Senior helps to Build classrooms in Service Trip to southern Africa

Valeria Silva , Special Sections Editor

“I really like serving and I really like traveling,” said Sarah Holden.

Franklin senior, Sarah Holden, traveled to Southern Africa and Mozambique to help build schools with the help of the Humanitarian Experience for Youth.

HEFY, which is located in Salt Lake City, Utah, is an organization that gives American volunteers the chance to help people in poverty

For the last 20 years, they have gone to multiple locations and provided people with access to healthcare, education, and social services.

HEFY’s mission is to change lives through service— the lives of the volunteers and the lives of the ones being served.

“[This whole experience] really made me feel blessed to live in the United States and to have simple things that [other people around the country may not have]: like AC, food, or an education,” Holden said.

Holden is very involved in the many activities that the school has to offer. She is Fusion Dance Company’s captain, part of the Spanish Honor Society, and is in the Compassion Club.

Since she is so involved in school, her interest in this once in a lifetime opportunity was no surprise to her parents.

“[My parents] were super excited for me to go and they were so supportive,” Holden said.

HEFY provides a trip to Mozambique that includes a safari in Kruger National Park, a swim in the Indian ocean, and the main activity— building two classrooms for the students studying under trees and insecure structures.

The first activity under Sarah’s schedule was a safari in North Africa, where she got to experience the wilderness, as well as the difference of cultures between the United States and Africa.

After the safari, they went to Mozambique and started to tackle the whole reason for the trip– the building of classrooms.

“We would leave the hotel at around 8 a.m. and we would leave the worksite at around 7 p.m.,” Holden said.

HEFY started bringing work groups to this country because they discovered that in Maputo, Mozambique, there is one elementary school that about 2000 kids ages six to 14 rely on, but the school is very small.

There are a few classrooms that the community built themselves with sheet metal and tin, but they leak when it rains and many of the students don’t fit in the classroom.

When the group got to the work site, there were workmen who had already started building the classrooms with other groups.

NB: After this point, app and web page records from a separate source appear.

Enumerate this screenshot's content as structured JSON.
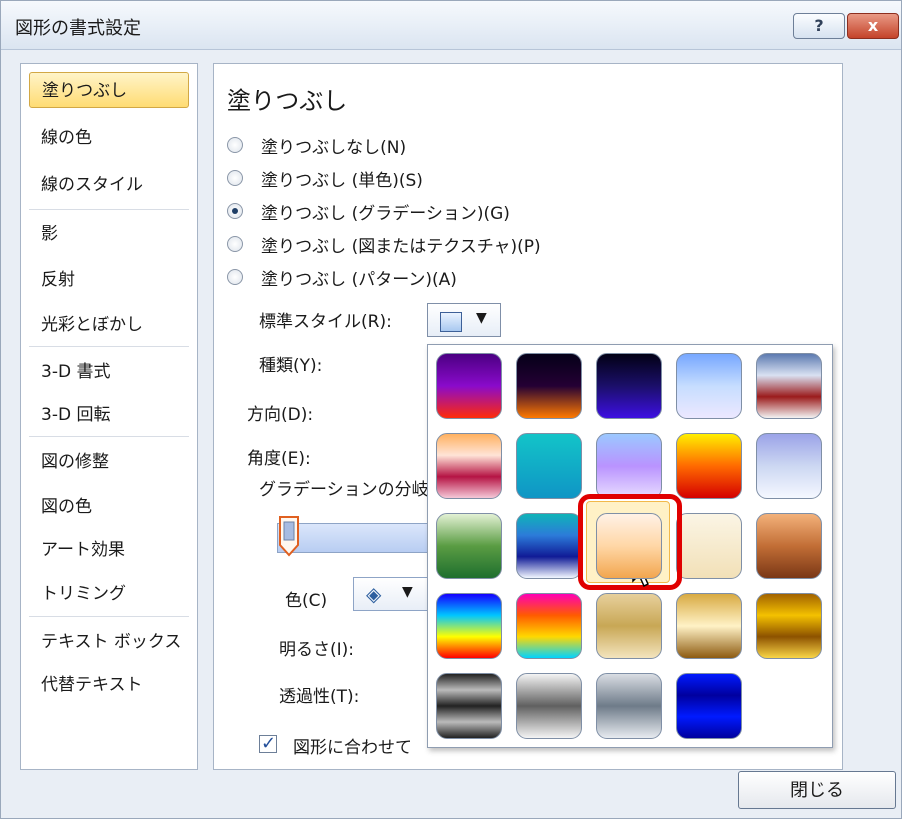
{
  "window": {
    "title": "図形の書式設定",
    "help": "?",
    "close": "x"
  },
  "sidebar": {
    "items": [
      {
        "label": "塗りつぶし",
        "active": true
      },
      {
        "label": "線の色"
      },
      {
        "label": "線のスタイル"
      },
      {
        "label": "影"
      },
      {
        "label": "反射"
      },
      {
        "label": "光彩とぼかし"
      },
      {
        "label": "3-D 書式"
      },
      {
        "label": "3-D 回転"
      },
      {
        "label": "図の修整"
      },
      {
        "label": "図の色"
      },
      {
        "label": "アート効果"
      },
      {
        "label": "トリミング"
      },
      {
        "label": "テキスト ボックス"
      },
      {
        "label": "代替テキスト"
      }
    ]
  },
  "panel": {
    "heading": "塗りつぶし",
    "options": [
      {
        "label": "塗りつぶしなし(N)"
      },
      {
        "label": "塗りつぶし (単色)(S)"
      },
      {
        "label": "塗りつぶし (グラデーション)(G)",
        "checked": true
      },
      {
        "label": "塗りつぶし (図またはテクスチャ)(P)"
      },
      {
        "label": "塗りつぶし (パターン)(A)"
      }
    ],
    "preset_label": "標準スタイル(R):",
    "type_label": "種類(Y):",
    "direction_label": "方向(D):",
    "angle_label": "角度(E):",
    "stops_label": "グラデーションの分岐",
    "color_label": "色(C)",
    "brightness_label": "明るさ(I):",
    "transparency_label": "透過性(T):",
    "rotate_label": "図形に合わせて",
    "close_button": "閉じる"
  },
  "gallery": {
    "selected_index": 12,
    "swatches": [
      {
        "gradient": "linear-gradient(#4b0082,#8a0acb,#ff2a0a)"
      },
      {
        "gradient": "linear-gradient(#050018,#240034,#ff7a00)"
      },
      {
        "gradient": "linear-gradient(#020015,#1b0f6a,#3d0fe2)"
      },
      {
        "gradient": "linear-gradient(#77a7ff,#c6ddff,#ece8ff)"
      },
      {
        "gradient": "linear-gradient(#5c7ab0,#d9e1f2,#9b1c1c,#f3f3f3)"
      },
      {
        "gradient": "linear-gradient(#ffb15f,#ffe4d7,#b51444,#f6c8d8)"
      },
      {
        "gradient": "linear-gradient(#13c4c8,#0f95c5)"
      },
      {
        "gradient": "linear-gradient(#9bc8ff,#b993ff,#e8ddff)"
      },
      {
        "gradient": "linear-gradient(#ffef00,#ff6a00,#d40000)"
      },
      {
        "gradient": "linear-gradient(#9ba3e8,#ccd7f2,#f5f8ff)"
      },
      {
        "gradient": "linear-gradient(#e3f1d4,#5a9c43,#1e6f2e)"
      },
      {
        "gradient": "linear-gradient(#0fb3b8,#2c7bd9,#101b96,#f2f7ff)"
      },
      {
        "gradient": "linear-gradient(#fff1e6,#ffd7a6,#f2a64f)"
      },
      {
        "gradient": "linear-gradient(#fbf5e5,#f2e0b7)"
      },
      {
        "gradient": "linear-gradient(#f3b17a,#c26e36,#7a3716)"
      },
      {
        "gradient": "linear-gradient(#1400ff,#00c6ff,#ffff00,#ff0000)"
      },
      {
        "gradient": "linear-gradient(#ff00b4,#ff5b00,#ffd800,#00d4ff)"
      },
      {
        "gradient": "linear-gradient(#e7d09c,#c8a755,#f3e4bd)"
      },
      {
        "gradient": "linear-gradient(#d8aa42,#fff2c6,#8d5b11)"
      },
      {
        "gradient": "linear-gradient(#a26300,#f4c100,#8d5200,#f9d547)"
      },
      {
        "gradient": "linear-gradient(#222,#bbb,#222,#bbb,#222)"
      },
      {
        "gradient": "linear-gradient(#f4f4f4,#606060,#f4f4f4)"
      },
      {
        "gradient": "linear-gradient(#d9dde3,#6e7b89,#e7ebf0)"
      },
      {
        "gradient": "linear-gradient(#001aff,#00009f,#001aff,#00009f)"
      }
    ]
  }
}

The workmen then explained how to correctly mix and lay bricks in order to successfully build the classrooms. Each of the volunteers were given different jobs and Sarah had a very important part.

“My job on the worksite was to mix the cement, which was actually very hard to do,” said Holden.

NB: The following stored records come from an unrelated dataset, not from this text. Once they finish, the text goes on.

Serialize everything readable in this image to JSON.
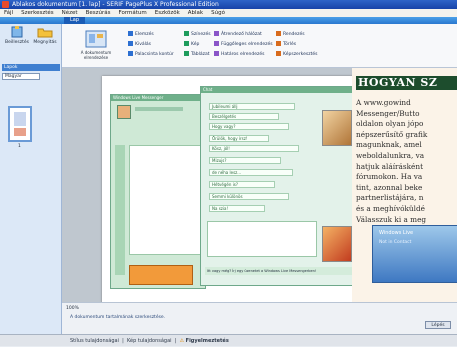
{
  "app": {
    "title": "Ablakos dokumentum [1. lap] - SERIF PagePlus X Professional Edition",
    "menu": [
      "Fájl",
      "Szerkesztés",
      "Nézet",
      "Beszúrás",
      "Formátum",
      "Eszközök",
      "Ablak",
      "Súgó"
    ],
    "main_tab": "Lap"
  },
  "left_panel": {
    "tools": [
      {
        "label": "Beillesztés",
        "icon": "paste-icon"
      },
      {
        "label": "Megnyitás",
        "icon": "open-folder-icon"
      }
    ],
    "panel_title": "Lapok",
    "dropdown_value": "Magyar",
    "page_number": "1"
  },
  "ribbon": {
    "big_button_label": "A dokumentum elrendezése",
    "buttons": [
      {
        "label": "Elemzés",
        "color": "#2c6fd1"
      },
      {
        "label": "Kiválás",
        "color": "#2c6fd1"
      },
      {
        "label": "Palacsinta kontúr",
        "color": "#2c6fd1"
      },
      {
        "label": "Színezés",
        "color": "#1d9c5c"
      },
      {
        "label": "Kép",
        "color": "#1d9c5c"
      },
      {
        "label": "Táblázat",
        "color": "#1d9c5c"
      },
      {
        "label": "Átrendező hálózat",
        "color": "#8a55c8"
      },
      {
        "label": "Függőleges elrendezés",
        "color": "#8a55c8"
      },
      {
        "label": "Határos elrendezés",
        "color": "#8a55c8"
      },
      {
        "label": "Rendezés",
        "color": "#d86b1d"
      },
      {
        "label": "Törlés",
        "color": "#d86b1d"
      },
      {
        "label": "Képszerkesztés",
        "color": "#d86b1d"
      }
    ]
  },
  "canvas": {
    "msn_a_title": "Windows Live Messenger",
    "msn_b_title": "Chat",
    "chat_lines": [
      "Jubileumi állj",
      "Beszélgetés",
      "Hogy vagy?",
      "Örülök, hogy írsz!",
      "Kösz, jól!",
      "Mizujs?",
      "de néha lesz...",
      "Hétvégén is?",
      "Semmi különös",
      "Na szia!"
    ],
    "msn_b_status": "Itt vagy még? Írj egy üzenetet a Windows Live Messengerben!",
    "magazine": {
      "title": "HOGYAN SZ",
      "lines": [
        "A www.gowind",
        "Messenger/Butto",
        "oldalon olyan jópo",
        "népszerűsítő grafik",
        "magunknak, amel",
        "weboldalunkra, va",
        "hatjuk aláírásként",
        "fórumokon. Ha va",
        "tint, azonnal beke",
        "partnerlistájára, n",
        "és a meghívóküldé",
        "Válasszuk ki a meg"
      ],
      "ad_label": "Windows Live",
      "ad_sub": "Not in Contact"
    }
  },
  "zoom": "100%",
  "status": {
    "hint": "A dokumentum tartalmának szerkesztése.",
    "button": "Lépés"
  },
  "bottom_tabs": [
    "Stílus tulajdonságai",
    "Kép tulajdonságai",
    "Figyelmeztetés"
  ]
}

She was also given the job of laying down bricks and plastering the wall to make insulation for the building.

As one may guess, she wasn’t sleeping on nice hotel beds or eating restaurant food, but instead she slept in a hut and ate the same thing every day.

“In South Africa we stayed in these little huts, which was really cool, and in Mozambique we stayed in a hotel that I shared with four roommates,” Holden said.

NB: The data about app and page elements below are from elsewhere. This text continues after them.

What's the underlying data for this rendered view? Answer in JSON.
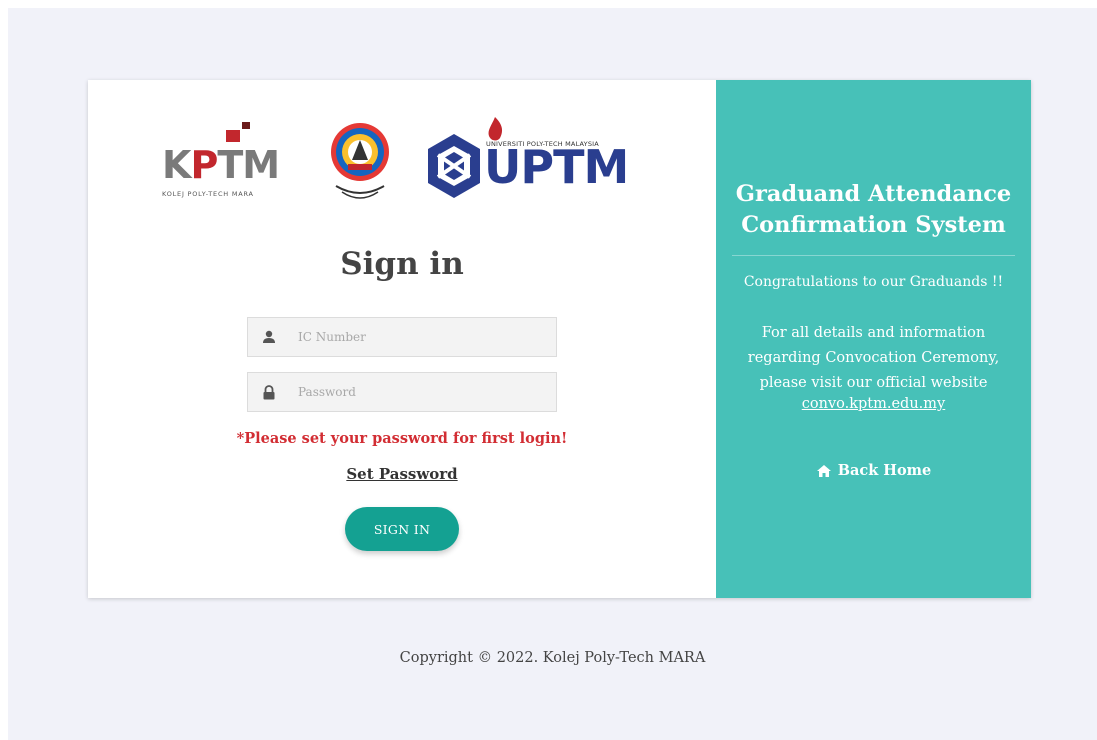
{
  "left": {
    "logos": {
      "kptm_letters": "KPTM",
      "kptm_subtitle": "KOLEJ POLY-TECH MARA",
      "uptm_text": "UPTM",
      "uptm_subtitle": "UNIVERSITI POLY-TECH MALAYSIA"
    },
    "title": "Sign in",
    "ic_field": {
      "placeholder": "IC Number",
      "value": ""
    },
    "password_field": {
      "placeholder": "Password",
      "value": ""
    },
    "warning": "*Please set your password for first login!",
    "set_password_link": "Set Password",
    "signin_button": "SIGN IN"
  },
  "right": {
    "title": "Graduand Attendance Confirmation System",
    "congrats": "Congratulations to our Graduands !!",
    "info": "For all details and information regarding Convocation Ceremony, please visit our official website",
    "website_link": "convo.kptm.edu.my",
    "back_home": "Back Home"
  },
  "footer": {
    "copyright": "Copyright © 2022. Kolej Poly-Tech MARA"
  },
  "colors": {
    "accent": "#47c1b8",
    "button": "#14a192",
    "warning": "#d22d33",
    "page_bg": "#f1f2f9"
  },
  "icons": {
    "ic_field": "user-icon",
    "password_field": "lock-icon",
    "back_home": "home-icon"
  }
}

All of the volunteers that attended the trip ate chicken and rice every day, which they could barely force down by the end of the trip.

“I can’t really eat [chicken and rice] anymore without getting sick,” Holden said.

After they were done building classrooms for the day, they would visit different families and hear the stories that they would share. Not only does visiting families and hearing their story make it a very heartfelt moment, but Sarah also made special connections with the kids that were watching her build classrooms at the worksite.

“I had a very special connection with the kids that go to school at the worksite and I was able to earn their trust week by week,” Holden said

Being in Africa for two weeks and getting to meet new people can end with everyone making new memories that you will remember for the rest of your life.

“I love being with the kids at the worksite so much, they are all so funny and cool,” Holden said.

This whole trip with HEFY is done without a cellphone. Every person who volunteers has their phone taken away so they can focus on what is happening right in front of them, and not what is happening around them.

The first day that Sarah went without her phone she was always aching and wanting to check it, but as the two weeks past she found herself not needing her phone.

She mentioned that when she got her phone back, she hated it and didn’t like that she could just use it when she wanted.

“[Not having my phone] made me make better connections and friendships with the people on my trip”, Holden said.

Not only did she put herself out of her comfort zone she also made huge impact on the kids at the worksite.

With the help of her group, she was able to build two classrooms so that kids don’t have to learn underneath trees, or all squished into a small room.

She was able to meet more people from all over the United States that have that same mindset as her— helping people around her.

“If I could do this all over again, I would”, Holden said.